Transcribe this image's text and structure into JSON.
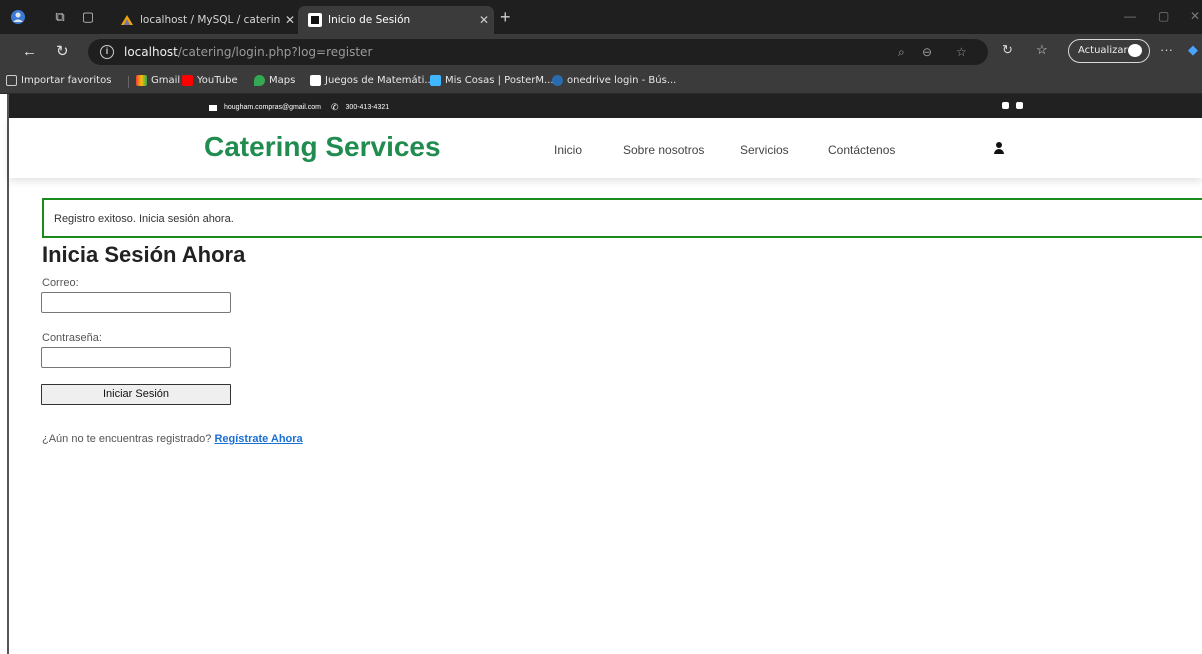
{
  "browser": {
    "tabs": [
      {
        "label": "localhost / MySQL / cateringdb / ..."
      },
      {
        "label": "Inicio de Sesión"
      }
    ],
    "url_host": "localhost",
    "url_path": "/catering/login.php?log=register",
    "update_label": "Actualizar",
    "favorites": [
      {
        "label": "Importar favoritos"
      },
      {
        "label": "Gmail"
      },
      {
        "label": "YouTube"
      },
      {
        "label": "Maps"
      },
      {
        "label": "Juegos de Matemáti..."
      },
      {
        "label": "Mis Cosas | PosterM..."
      },
      {
        "label": "onedrive login - Bús..."
      }
    ]
  },
  "site": {
    "topbar": {
      "email": "hougham.compras@gmail.com",
      "phone": "300-413-4321"
    },
    "brand": "Catering Services",
    "nav": [
      {
        "label": "Inicio"
      },
      {
        "label": "Sobre nosotros"
      },
      {
        "label": "Servicios"
      },
      {
        "label": "Contáctenos"
      }
    ]
  },
  "alert": {
    "message": "Registro exitoso. Inicia sesión ahora."
  },
  "login": {
    "title": "Inicia Sesión Ahora",
    "email_label": "Correo:",
    "email_value": "",
    "password_label": "Contraseña:",
    "password_value": "",
    "submit_label": "Iniciar Sesión",
    "register_prompt": "¿Aún no te encuentras registrado?",
    "register_link": "Regístrate Ahora"
  },
  "colors": {
    "brand": "#218c4f",
    "alert_border": "#1a8a1a",
    "link": "#1a6fd6"
  },
  "icons": [
    "browser-profile-icon",
    "workspaces-icon",
    "tab-actions-icon",
    "info-icon",
    "mail-icon",
    "phone-icon",
    "user-icon"
  ]
}
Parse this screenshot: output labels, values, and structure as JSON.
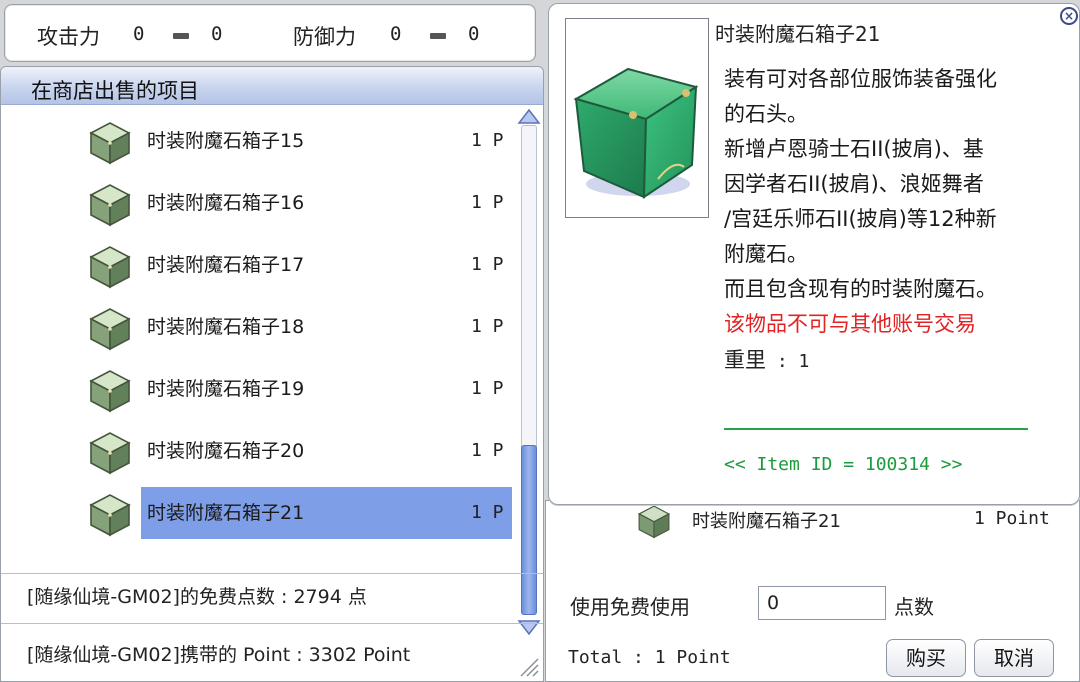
{
  "stats": {
    "attack_label": "攻击力",
    "attack_base": "0",
    "attack_bonus": "0",
    "defense_label": "防御力",
    "defense_base": "0",
    "defense_bonus": "0"
  },
  "shop": {
    "title": "在商店出售的项目",
    "items": [
      {
        "name": "时装附魔石箱子15",
        "price": "1 P",
        "selected": false
      },
      {
        "name": "时装附魔石箱子16",
        "price": "1 P",
        "selected": false
      },
      {
        "name": "时装附魔石箱子17",
        "price": "1 P",
        "selected": false
      },
      {
        "name": "时装附魔石箱子18",
        "price": "1 P",
        "selected": false
      },
      {
        "name": "时装附魔石箱子19",
        "price": "1 P",
        "selected": false
      },
      {
        "name": "时装附魔石箱子20",
        "price": "1 P",
        "selected": false
      },
      {
        "name": "时装附魔石箱子21",
        "price": "1 P",
        "selected": true
      }
    ],
    "free_points_text": "[随缘仙境-GM02]的免费点数 : 2794 点",
    "carried_points_text": "[随缘仙境-GM02]携带的 Point : 3302 Point"
  },
  "tooltip": {
    "title": "时装附魔石箱子21",
    "desc_lines": [
      "装有可对各部位服饰装备强化",
      "的石头。",
      "新增卢恩骑士石II(披肩)、基",
      "因学者石II(披肩)、浪姬舞者",
      "/宫廷乐师石II(披肩)等12种新",
      "附魔石。",
      "而且包含现有的时装附魔石。"
    ],
    "trade_warning": "该物品不可与其他账号交易",
    "weight_label": "重里",
    "weight_sep": " : ",
    "weight_value": "1",
    "item_id_text": "<< Item ID = 100314 >>"
  },
  "purchase": {
    "item_name": "时装附魔石箱子21",
    "item_points": "1 Point",
    "free_use_label": "使用免费使用",
    "free_use_value": "0",
    "points_unit": "点数",
    "total_text": "Total : 1 Point",
    "buy_label": "购买",
    "cancel_label": "取消"
  },
  "colors": {
    "selection": "#7f9ee8",
    "title_bar": "#c9d5ee",
    "warning_red": "#e22323",
    "item_id_green": "#1b9b3d"
  },
  "icons": {
    "item": "green-box-icon",
    "close": "close-circle-icon",
    "scroll_up": "arrow-up-icon",
    "scroll_down": "arrow-down-icon"
  }
}
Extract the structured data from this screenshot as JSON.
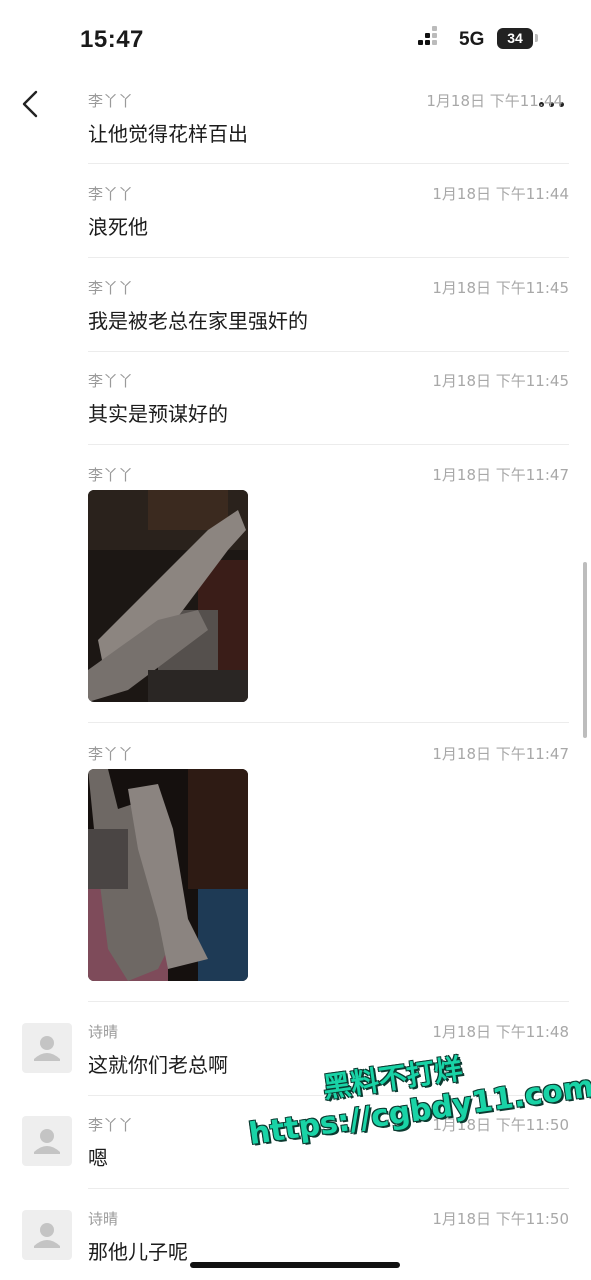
{
  "status_bar": {
    "time": "15:47",
    "network": "5G",
    "battery": "34"
  },
  "nav": {
    "back_icon": "chevron-left-icon",
    "more_icon": "more-dots-icon"
  },
  "messages": [
    {
      "sender": "李丫丫",
      "time": "1月18日 下午11:44",
      "text": "让他觉得花样百出",
      "has_avatar": false
    },
    {
      "sender": "李丫丫",
      "time": "1月18日 下午11:44",
      "text": "浪死他",
      "has_avatar": false
    },
    {
      "sender": "李丫丫",
      "time": "1月18日 下午11:45",
      "text": "我是被老总在家里强奸的",
      "has_avatar": false
    },
    {
      "sender": "李丫丫",
      "time": "1月18日 下午11:45",
      "text": "其实是预谋好的",
      "has_avatar": false
    },
    {
      "sender": "李丫丫",
      "time": "1月18日 下午11:47",
      "image": "photo-legs-1",
      "has_avatar": false
    },
    {
      "sender": "李丫丫",
      "time": "1月18日 下午11:47",
      "image": "photo-legs-2",
      "has_avatar": false
    },
    {
      "sender": "诗晴",
      "time": "1月18日 下午11:48",
      "text": "这就你们老总啊",
      "has_avatar": true
    },
    {
      "sender": "李丫丫",
      "time": "1月18日 下午11:50",
      "text": "嗯",
      "has_avatar": true
    },
    {
      "sender": "诗晴",
      "time": "1月18日 下午11:50",
      "text": "那他儿子呢",
      "has_avatar": true
    }
  ],
  "watermark": {
    "line1": "黑料不打烊",
    "line2": "https://cgbdy11.com"
  },
  "colors": {
    "watermark": "#19d3a6",
    "meta_text": "#a8a8a8",
    "separator": "#ececec"
  }
}
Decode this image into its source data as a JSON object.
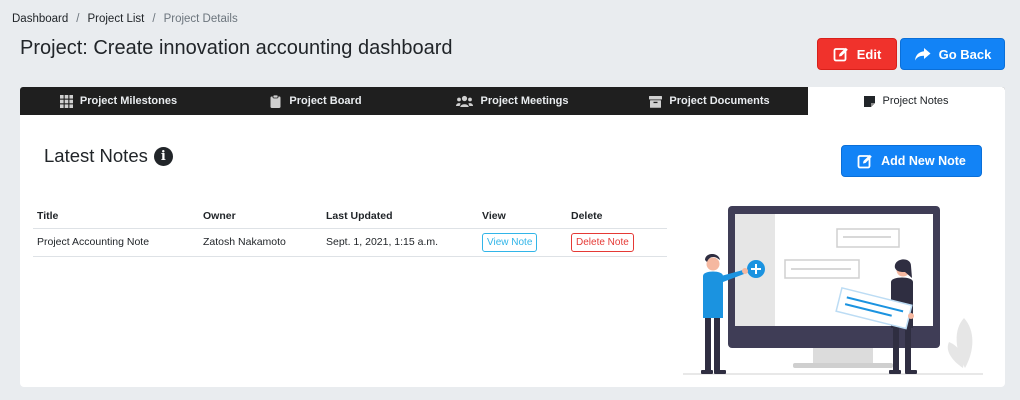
{
  "breadcrumb": {
    "items": [
      "Dashboard",
      "Project List"
    ],
    "current": "Project Details",
    "separator": "/"
  },
  "page": {
    "title": "Project: Create innovation accounting dashboard"
  },
  "actions": {
    "edit_label": "Edit",
    "back_label": "Go Back"
  },
  "tabs": [
    {
      "label": "Project Milestones",
      "icon": "grid-icon",
      "active": false
    },
    {
      "label": "Project Board",
      "icon": "clipboard-icon",
      "active": false
    },
    {
      "label": "Project Meetings",
      "icon": "users-icon",
      "active": false
    },
    {
      "label": "Project Documents",
      "icon": "archive-icon",
      "active": false
    },
    {
      "label": "Project Notes",
      "icon": "sticky-note-icon",
      "active": true
    }
  ],
  "notes": {
    "heading": "Latest Notes",
    "add_label": "Add New Note",
    "columns": [
      "Title",
      "Owner",
      "Last Updated",
      "View",
      "Delete"
    ],
    "rows": [
      {
        "title": "Project Accounting Note",
        "owner": "Zatosh Nakamoto",
        "updated": "Sept. 1, 2021, 1:15 a.m.",
        "view_label": "View Note",
        "delete_label": "Delete Note"
      }
    ]
  },
  "colors": {
    "danger": "#f0322c",
    "primary": "#1283f6",
    "tabbar": "#1f1f1f",
    "background": "#e9ecef",
    "info": "#31b5e8"
  }
}
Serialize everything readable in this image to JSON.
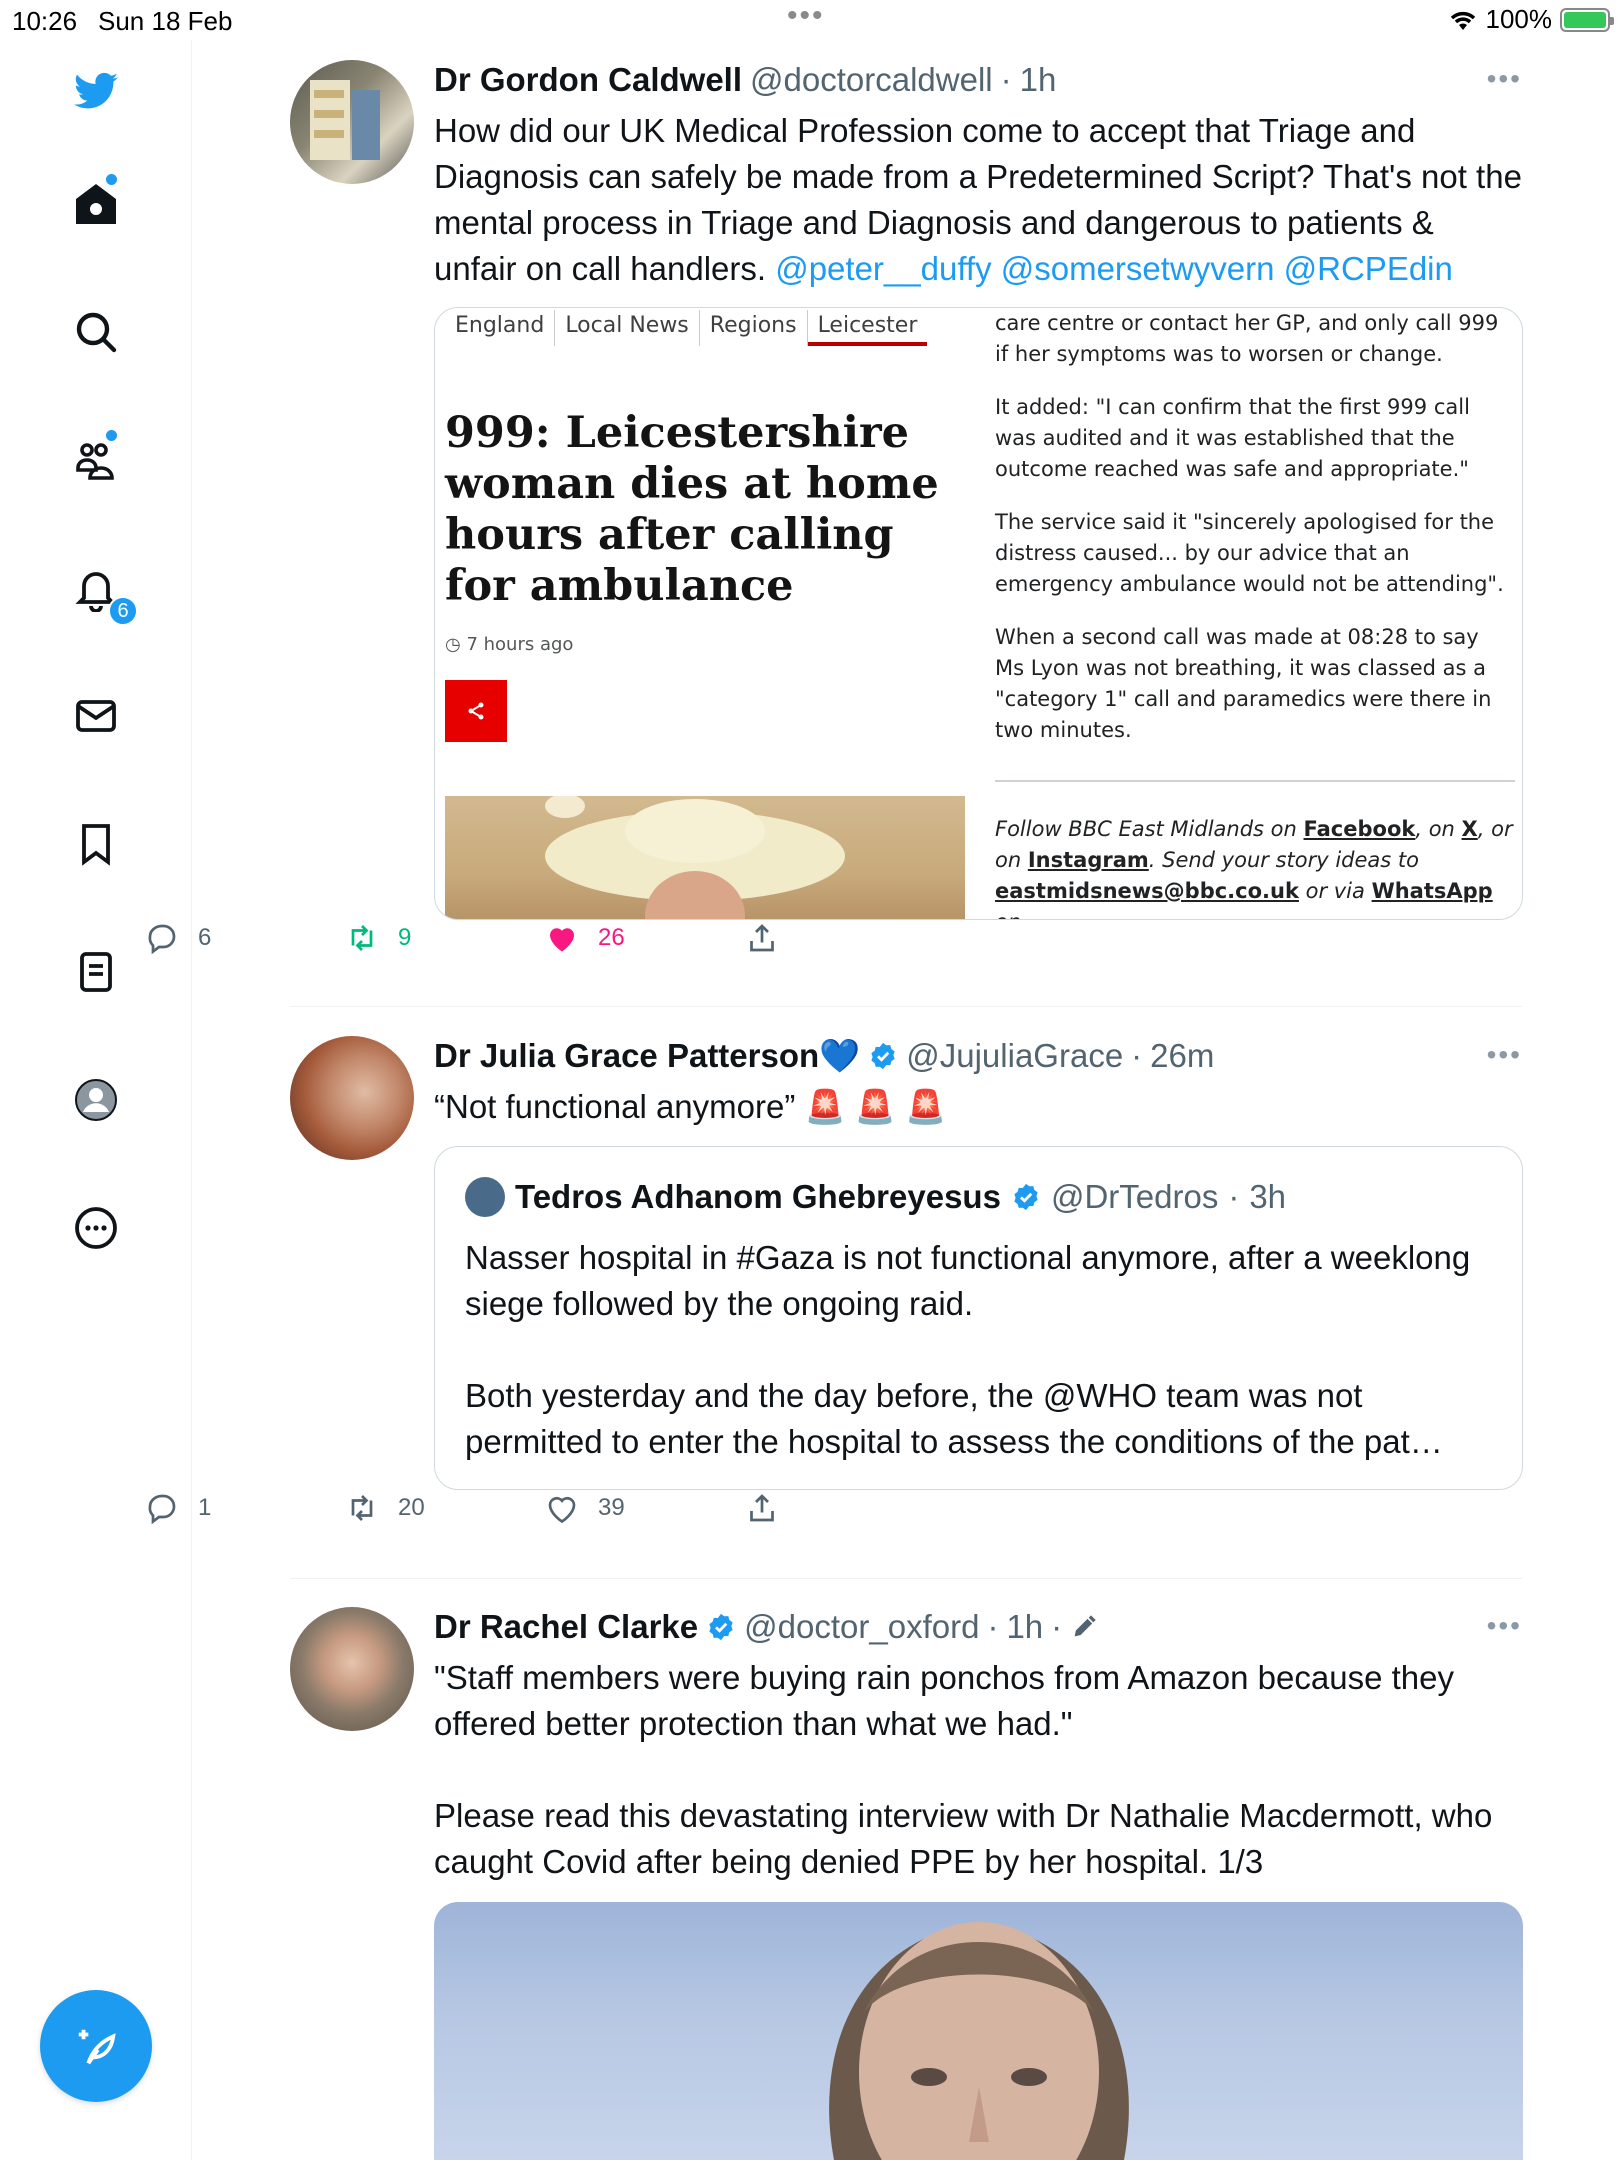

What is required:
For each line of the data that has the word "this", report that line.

Answer area:
Transcribe this image's text and structure into JSON.
Parse this screenshot: output labels, values, and structure as JSON.
Extract the structured data from this screenshot as JSON.
Decode this image into its source data as a JSON object.
Serialize everything readable in this image to JSON.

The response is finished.